Bears head coach Marc Trestman made what may have been the gutsiest call of the year in the NFL when he went for it on fourth and inches on his own 33-yard line with 7:50 remaining, getting a first down that served as the Bears’ single biggest play of their win over the Packers.
That first down was a huge reward for Trestman’s gamble: It allowed the Bears to sustain a long drive that chewed seven more minutes off the clock and ended with the field goal that gave the Bears their final score in a 27-20 win. But it was also a huge risk: If the Packers had stopped the Bears, they would have needed to go only 33 yards to score the go-ahead touchdown, and even if the Packers hadn’t gained a single yard on offense they could have hit a field goal to bring the game within a point, with plenty of time left.
Most coaches would have punted in that situation. In fact, according to Chase Stuart of Pro Football Reference, Trestman’s call was the first time in more than two years that a team went for it on fourth down in the fourth quarter in its own territory in a game they were winning. And if you want to find an example of a coach going for it on fourth down that deep in his own territory while winning in the fourth quarter, you have to go all the way back to Bill Belichick’s famous failed fourth-down attempt against the Colts in 2009.
So why did Trestman go for it? He framed it as a show of confidence in his offensive line.
“They have done a good job of getting better each week,” Trestman said of his linemen. “Our guys worked really hard this week to prepare.”
Bears right tackle Jordan Mills said the offensive linemen were excited that the coach was putting the game on their backs.
“That means that the coach trusts us,” Mills said. “He had tremendous confidence in us.”
Trestman had faith in his line, but he also had faith in running back Matt Forte. And Forte had to do some nifty running to pick up the first down: Packers linebacker A.J. Hawk and safety Morgan Burnett both had a shot at Forte behind the line of scrimmage but weren’t quite able to get to him before Nate Palmer finally took him down after he had already picked up the first down.
It was a good play by Forte, but most importantly it was a brilliant call by Trestman. If Trestman had played it “safe” and chosen to punt, he really wouldn’t have been playing it so safe at all: There’s nothing safe about handing the ball back to the other team with more than half of the fourth quarter left to play. But most coaches would have punted if for no other reason than they’d be ripped by fans and the media (as Belichick was) if they failed to pick up the first down.

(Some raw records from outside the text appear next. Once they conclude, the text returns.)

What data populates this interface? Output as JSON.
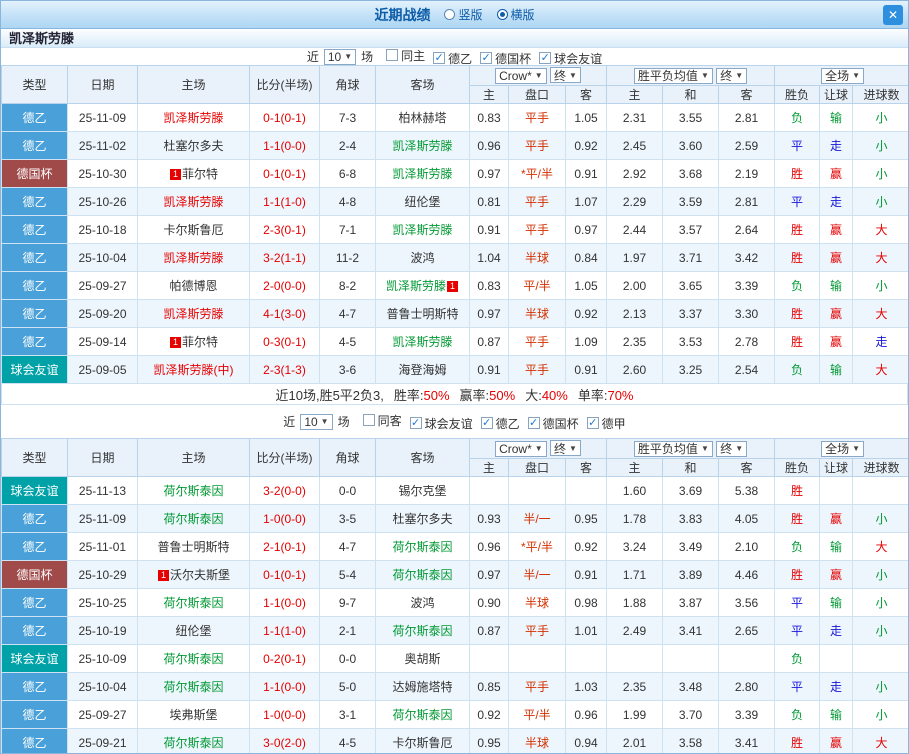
{
  "colors": {
    "accent": "#0d5ca8",
    "de2": "#4aa0d8",
    "cup": "#a04a4a",
    "fr": "#00a2a8",
    "red": "#e60000",
    "blue": "#1515dd",
    "green": "#009933",
    "hcap": "#d43000",
    "score": "#e60000"
  },
  "titlebar": {
    "title": "近期战绩",
    "radio1": "竖版",
    "radio2": "横版",
    "close": "✕"
  },
  "header": {
    "type": "类型",
    "date": "日期",
    "home": "主场",
    "score": "比分(半场)",
    "corner": "角球",
    "away": "客场",
    "odds_src": "Crow*",
    "fin": "终",
    "o_home": "主",
    "o_hcap": "盘口",
    "o_away": "客",
    "avg": "胜平负均值",
    "a_home": "主",
    "a_draw": "和",
    "a_away": "客",
    "full": "全场",
    "r_wdl": "胜负",
    "r_hcap": "让球",
    "r_goals": "进球数"
  },
  "section1": {
    "team": "凯泽斯劳滕",
    "filter": {
      "prefix": "近",
      "count": "10",
      "suffix": "场",
      "options": [
        {
          "label": "同主",
          "checked": false
        },
        {
          "label": "德乙",
          "checked": true
        },
        {
          "label": "德国杯",
          "checked": true
        },
        {
          "label": "球会友谊",
          "checked": true
        }
      ]
    },
    "rows": [
      {
        "lg": "德乙",
        "lgc": "de2",
        "date": "25-11-09",
        "home": [
          "凯泽斯劳滕",
          "red",
          null
        ],
        "score": "0-1(0-1)",
        "cn": "7-3",
        "away": [
          "柏林赫塔",
          "blk",
          null
        ],
        "odds": [
          "0.83",
          "平手",
          "1.05"
        ],
        "avg": [
          "2.31",
          "3.55",
          "2.81"
        ],
        "res": [
          [
            "负",
            "green"
          ],
          [
            "输",
            "green"
          ],
          [
            "小",
            "green"
          ]
        ]
      },
      {
        "lg": "德乙",
        "lgc": "de2",
        "date": "25-11-02",
        "home": [
          "杜塞尔多夫",
          "blk",
          null
        ],
        "score": "1-1(0-0)",
        "cn": "2-4",
        "away": [
          "凯泽斯劳滕",
          "green",
          null
        ],
        "odds": [
          "0.96",
          "平手",
          "0.92"
        ],
        "avg": [
          "2.45",
          "3.60",
          "2.59"
        ],
        "res": [
          [
            "平",
            "blue"
          ],
          [
            "走",
            "blue"
          ],
          [
            "小",
            "green"
          ]
        ]
      },
      {
        "lg": "德国杯",
        "lgc": "cup",
        "date": "25-10-30",
        "home": [
          "菲尔特",
          "blk",
          "b"
        ],
        "score": "0-1(0-1)",
        "cn": "6-8",
        "away": [
          "凯泽斯劳滕",
          "green",
          null
        ],
        "odds": [
          "0.97",
          "*平/半",
          "0.91"
        ],
        "avg": [
          "2.92",
          "3.68",
          "2.19"
        ],
        "res": [
          [
            "胜",
            "red"
          ],
          [
            "赢",
            "red"
          ],
          [
            "小",
            "green"
          ]
        ]
      },
      {
        "lg": "德乙",
        "lgc": "de2",
        "date": "25-10-26",
        "home": [
          "凯泽斯劳滕",
          "red",
          null
        ],
        "score": "1-1(1-0)",
        "cn": "4-8",
        "away": [
          "纽伦堡",
          "blk",
          null
        ],
        "odds": [
          "0.81",
          "平手",
          "1.07"
        ],
        "avg": [
          "2.29",
          "3.59",
          "2.81"
        ],
        "res": [
          [
            "平",
            "blue"
          ],
          [
            "走",
            "blue"
          ],
          [
            "小",
            "green"
          ]
        ]
      },
      {
        "lg": "德乙",
        "lgc": "de2",
        "date": "25-10-18",
        "home": [
          "卡尔斯鲁厄",
          "blk",
          null
        ],
        "score": "2-3(0-1)",
        "cn": "7-1",
        "away": [
          "凯泽斯劳滕",
          "green",
          null
        ],
        "odds": [
          "0.91",
          "平手",
          "0.97"
        ],
        "avg": [
          "2.44",
          "3.57",
          "2.64"
        ],
        "res": [
          [
            "胜",
            "red"
          ],
          [
            "赢",
            "red"
          ],
          [
            "大",
            "red"
          ]
        ]
      },
      {
        "lg": "德乙",
        "lgc": "de2",
        "date": "25-10-04",
        "home": [
          "凯泽斯劳滕",
          "red",
          null
        ],
        "score": "3-2(1-1)",
        "cn": "11-2",
        "away": [
          "波鸿",
          "blk",
          null
        ],
        "odds": [
          "1.04",
          "半球",
          "0.84"
        ],
        "avg": [
          "1.97",
          "3.71",
          "3.42"
        ],
        "res": [
          [
            "胜",
            "red"
          ],
          [
            "赢",
            "red"
          ],
          [
            "大",
            "red"
          ]
        ]
      },
      {
        "lg": "德乙",
        "lgc": "de2",
        "date": "25-09-27",
        "home": [
          "帕德博恩",
          "blk",
          null
        ],
        "score": "2-0(0-0)",
        "cn": "8-2",
        "away": [
          "凯泽斯劳滕",
          "green",
          "a"
        ],
        "odds": [
          "0.83",
          "平/半",
          "1.05"
        ],
        "avg": [
          "2.00",
          "3.65",
          "3.39"
        ],
        "res": [
          [
            "负",
            "green"
          ],
          [
            "输",
            "green"
          ],
          [
            "小",
            "green"
          ]
        ]
      },
      {
        "lg": "德乙",
        "lgc": "de2",
        "date": "25-09-20",
        "home": [
          "凯泽斯劳滕",
          "red",
          null
        ],
        "score": "4-1(3-0)",
        "cn": "4-7",
        "away": [
          "普鲁士明斯特",
          "blk",
          null
        ],
        "odds": [
          "0.97",
          "半球",
          "0.92"
        ],
        "avg": [
          "2.13",
          "3.37",
          "3.30"
        ],
        "res": [
          [
            "胜",
            "red"
          ],
          [
            "赢",
            "red"
          ],
          [
            "大",
            "red"
          ]
        ]
      },
      {
        "lg": "德乙",
        "lgc": "de2",
        "date": "25-09-14",
        "home": [
          "菲尔特",
          "blk",
          "b"
        ],
        "score": "0-3(0-1)",
        "cn": "4-5",
        "away": [
          "凯泽斯劳滕",
          "green",
          null
        ],
        "odds": [
          "0.87",
          "平手",
          "1.09"
        ],
        "avg": [
          "2.35",
          "3.53",
          "2.78"
        ],
        "res": [
          [
            "胜",
            "red"
          ],
          [
            "赢",
            "red"
          ],
          [
            "走",
            "blue"
          ]
        ]
      },
      {
        "lg": "球会友谊",
        "lgc": "fr",
        "date": "25-09-05",
        "home": [
          "凯泽斯劳滕(中)",
          "red",
          null
        ],
        "score": "2-3(1-3)",
        "cn": "3-6",
        "away": [
          "海登海姆",
          "blk",
          null
        ],
        "odds": [
          "0.91",
          "平手",
          "0.91"
        ],
        "avg": [
          "2.60",
          "3.25",
          "2.54"
        ],
        "res": [
          [
            "负",
            "green"
          ],
          [
            "输",
            "green"
          ],
          [
            "大",
            "red"
          ]
        ]
      }
    ],
    "summary": {
      "lead": "近10场,胜5平2负3,",
      "stats": [
        {
          "label": "胜率:",
          "value": "50%"
        },
        {
          "label": "赢率:",
          "value": "50%"
        },
        {
          "label": "大:",
          "value": "40%"
        },
        {
          "label": "单率:",
          "value": "70%"
        }
      ]
    }
  },
  "section2": {
    "filter": {
      "prefix": "近",
      "count": "10",
      "suffix": "场",
      "options": [
        {
          "label": "同客",
          "checked": false
        },
        {
          "label": "球会友谊",
          "checked": true
        },
        {
          "label": "德乙",
          "checked": true
        },
        {
          "label": "德国杯",
          "checked": true
        },
        {
          "label": "德甲",
          "checked": true
        }
      ]
    },
    "rows": [
      {
        "lg": "球会友谊",
        "lgc": "fr",
        "date": "25-11-13",
        "home": [
          "荷尔斯泰因",
          "green",
          null
        ],
        "score": "3-2(0-0)",
        "cn": "0-0",
        "away": [
          "锡尔克堡",
          "blk",
          null
        ],
        "odds": [
          "",
          "",
          ""
        ],
        "avg": [
          "1.60",
          "3.69",
          "5.38"
        ],
        "res": [
          [
            "胜",
            "red"
          ],
          [
            "",
            ""
          ],
          [
            "",
            ""
          ]
        ]
      },
      {
        "lg": "德乙",
        "lgc": "de2",
        "date": "25-11-09",
        "home": [
          "荷尔斯泰因",
          "green",
          null
        ],
        "score": "1-0(0-0)",
        "cn": "3-5",
        "away": [
          "杜塞尔多夫",
          "blk",
          null
        ],
        "odds": [
          "0.93",
          "半/一",
          "0.95"
        ],
        "avg": [
          "1.78",
          "3.83",
          "4.05"
        ],
        "res": [
          [
            "胜",
            "red"
          ],
          [
            "赢",
            "red"
          ],
          [
            "小",
            "green"
          ]
        ]
      },
      {
        "lg": "德乙",
        "lgc": "de2",
        "date": "25-11-01",
        "home": [
          "普鲁士明斯特",
          "blk",
          null
        ],
        "score": "2-1(0-1)",
        "cn": "4-7",
        "away": [
          "荷尔斯泰因",
          "green",
          null
        ],
        "odds": [
          "0.96",
          "*平/半",
          "0.92"
        ],
        "avg": [
          "3.24",
          "3.49",
          "2.10"
        ],
        "res": [
          [
            "负",
            "green"
          ],
          [
            "输",
            "green"
          ],
          [
            "大",
            "red"
          ]
        ]
      },
      {
        "lg": "德国杯",
        "lgc": "cup",
        "date": "25-10-29",
        "home": [
          "沃尔夫斯堡",
          "blk",
          "b"
        ],
        "score": "0-1(0-1)",
        "cn": "5-4",
        "away": [
          "荷尔斯泰因",
          "green",
          null
        ],
        "odds": [
          "0.97",
          "半/一",
          "0.91"
        ],
        "avg": [
          "1.71",
          "3.89",
          "4.46"
        ],
        "res": [
          [
            "胜",
            "red"
          ],
          [
            "赢",
            "red"
          ],
          [
            "小",
            "green"
          ]
        ]
      },
      {
        "lg": "德乙",
        "lgc": "de2",
        "date": "25-10-25",
        "home": [
          "荷尔斯泰因",
          "green",
          null
        ],
        "score": "1-1(0-0)",
        "cn": "9-7",
        "away": [
          "波鸿",
          "blk",
          null
        ],
        "odds": [
          "0.90",
          "半球",
          "0.98"
        ],
        "avg": [
          "1.88",
          "3.87",
          "3.56"
        ],
        "res": [
          [
            "平",
            "blue"
          ],
          [
            "输",
            "green"
          ],
          [
            "小",
            "green"
          ]
        ]
      },
      {
        "lg": "德乙",
        "lgc": "de2",
        "date": "25-10-19",
        "home": [
          "纽伦堡",
          "blk",
          null
        ],
        "score": "1-1(1-0)",
        "cn": "2-1",
        "away": [
          "荷尔斯泰因",
          "green",
          null
        ],
        "odds": [
          "0.87",
          "平手",
          "1.01"
        ],
        "avg": [
          "2.49",
          "3.41",
          "2.65"
        ],
        "res": [
          [
            "平",
            "blue"
          ],
          [
            "走",
            "blue"
          ],
          [
            "小",
            "green"
          ]
        ]
      },
      {
        "lg": "球会友谊",
        "lgc": "fr",
        "date": "25-10-09",
        "home": [
          "荷尔斯泰因",
          "green",
          null
        ],
        "score": "0-2(0-1)",
        "cn": "0-0",
        "away": [
          "奥胡斯",
          "blk",
          null
        ],
        "odds": [
          "",
          "",
          ""
        ],
        "avg": [
          "",
          "",
          ""
        ],
        "res": [
          [
            "负",
            "green"
          ],
          [
            "",
            ""
          ],
          [
            "",
            ""
          ]
        ]
      },
      {
        "lg": "德乙",
        "lgc": "de2",
        "date": "25-10-04",
        "home": [
          "荷尔斯泰因",
          "green",
          null
        ],
        "score": "1-1(0-0)",
        "cn": "5-0",
        "away": [
          "达姆施塔特",
          "blk",
          null
        ],
        "odds": [
          "0.85",
          "平手",
          "1.03"
        ],
        "avg": [
          "2.35",
          "3.48",
          "2.80"
        ],
        "res": [
          [
            "平",
            "blue"
          ],
          [
            "走",
            "blue"
          ],
          [
            "小",
            "green"
          ]
        ]
      },
      {
        "lg": "德乙",
        "lgc": "de2",
        "date": "25-09-27",
        "home": [
          "埃弗斯堡",
          "blk",
          null
        ],
        "score": "1-0(0-0)",
        "cn": "3-1",
        "away": [
          "荷尔斯泰因",
          "green",
          null
        ],
        "odds": [
          "0.92",
          "平/半",
          "0.96"
        ],
        "avg": [
          "1.99",
          "3.70",
          "3.39"
        ],
        "res": [
          [
            "负",
            "green"
          ],
          [
            "输",
            "green"
          ],
          [
            "小",
            "green"
          ]
        ]
      },
      {
        "lg": "德乙",
        "lgc": "de2",
        "date": "25-09-21",
        "home": [
          "荷尔斯泰因",
          "green",
          null
        ],
        "score": "3-0(2-0)",
        "cn": "4-5",
        "away": [
          "卡尔斯鲁厄",
          "blk",
          null
        ],
        "odds": [
          "0.95",
          "半球",
          "0.94"
        ],
        "avg": [
          "2.01",
          "3.58",
          "3.41"
        ],
        "res": [
          [
            "胜",
            "red"
          ],
          [
            "赢",
            "red"
          ],
          [
            "大",
            "red"
          ]
        ]
      }
    ]
  }
}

Trestman made a great call. And his offense did its job, and delivered a win for the Bears.